__Items from an interface collection__.

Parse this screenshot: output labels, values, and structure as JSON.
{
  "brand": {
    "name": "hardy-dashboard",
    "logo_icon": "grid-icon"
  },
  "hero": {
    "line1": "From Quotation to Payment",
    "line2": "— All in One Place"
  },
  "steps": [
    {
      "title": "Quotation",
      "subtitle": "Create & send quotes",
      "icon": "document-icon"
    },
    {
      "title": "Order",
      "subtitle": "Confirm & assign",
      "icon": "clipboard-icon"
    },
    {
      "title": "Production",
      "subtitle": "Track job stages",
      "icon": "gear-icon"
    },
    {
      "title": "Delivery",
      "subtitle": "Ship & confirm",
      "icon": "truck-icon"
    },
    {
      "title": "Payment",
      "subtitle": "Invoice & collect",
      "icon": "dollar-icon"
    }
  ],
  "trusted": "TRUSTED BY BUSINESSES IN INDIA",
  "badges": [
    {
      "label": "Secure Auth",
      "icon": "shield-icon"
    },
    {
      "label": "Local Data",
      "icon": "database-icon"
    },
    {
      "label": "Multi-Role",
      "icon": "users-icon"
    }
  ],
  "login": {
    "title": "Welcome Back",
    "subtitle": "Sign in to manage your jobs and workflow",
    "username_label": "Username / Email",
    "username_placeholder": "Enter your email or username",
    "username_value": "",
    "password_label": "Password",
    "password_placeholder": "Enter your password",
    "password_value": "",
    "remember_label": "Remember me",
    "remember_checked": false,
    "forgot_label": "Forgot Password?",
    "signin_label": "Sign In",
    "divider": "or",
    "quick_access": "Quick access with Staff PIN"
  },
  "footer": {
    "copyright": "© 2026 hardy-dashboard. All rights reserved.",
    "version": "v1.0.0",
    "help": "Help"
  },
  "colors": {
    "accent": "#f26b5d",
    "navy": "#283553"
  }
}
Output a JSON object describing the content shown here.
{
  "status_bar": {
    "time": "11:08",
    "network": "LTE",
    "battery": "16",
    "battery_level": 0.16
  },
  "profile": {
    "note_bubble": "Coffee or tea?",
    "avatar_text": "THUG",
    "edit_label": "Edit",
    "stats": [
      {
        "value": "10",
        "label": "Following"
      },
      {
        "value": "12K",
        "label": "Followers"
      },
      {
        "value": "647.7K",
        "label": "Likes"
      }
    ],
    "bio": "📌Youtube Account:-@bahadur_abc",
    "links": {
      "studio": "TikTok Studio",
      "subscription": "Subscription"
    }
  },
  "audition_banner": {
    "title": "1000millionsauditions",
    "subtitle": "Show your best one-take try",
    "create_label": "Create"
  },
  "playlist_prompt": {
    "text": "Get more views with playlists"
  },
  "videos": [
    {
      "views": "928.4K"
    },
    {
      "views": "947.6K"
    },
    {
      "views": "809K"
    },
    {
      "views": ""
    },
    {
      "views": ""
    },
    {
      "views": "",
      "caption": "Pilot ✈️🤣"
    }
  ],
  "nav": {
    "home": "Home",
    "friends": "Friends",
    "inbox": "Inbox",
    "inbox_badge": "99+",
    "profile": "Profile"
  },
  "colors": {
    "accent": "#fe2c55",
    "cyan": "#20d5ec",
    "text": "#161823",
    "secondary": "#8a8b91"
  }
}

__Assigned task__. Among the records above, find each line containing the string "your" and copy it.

__Exercise output__.
    "subtitle": "Sign in to manage your jobs and workflow",
    "username_placeholder": "Enter your email or username",
    "password_placeholder": "Enter your password",
    "subtitle": "Show your best one-take try",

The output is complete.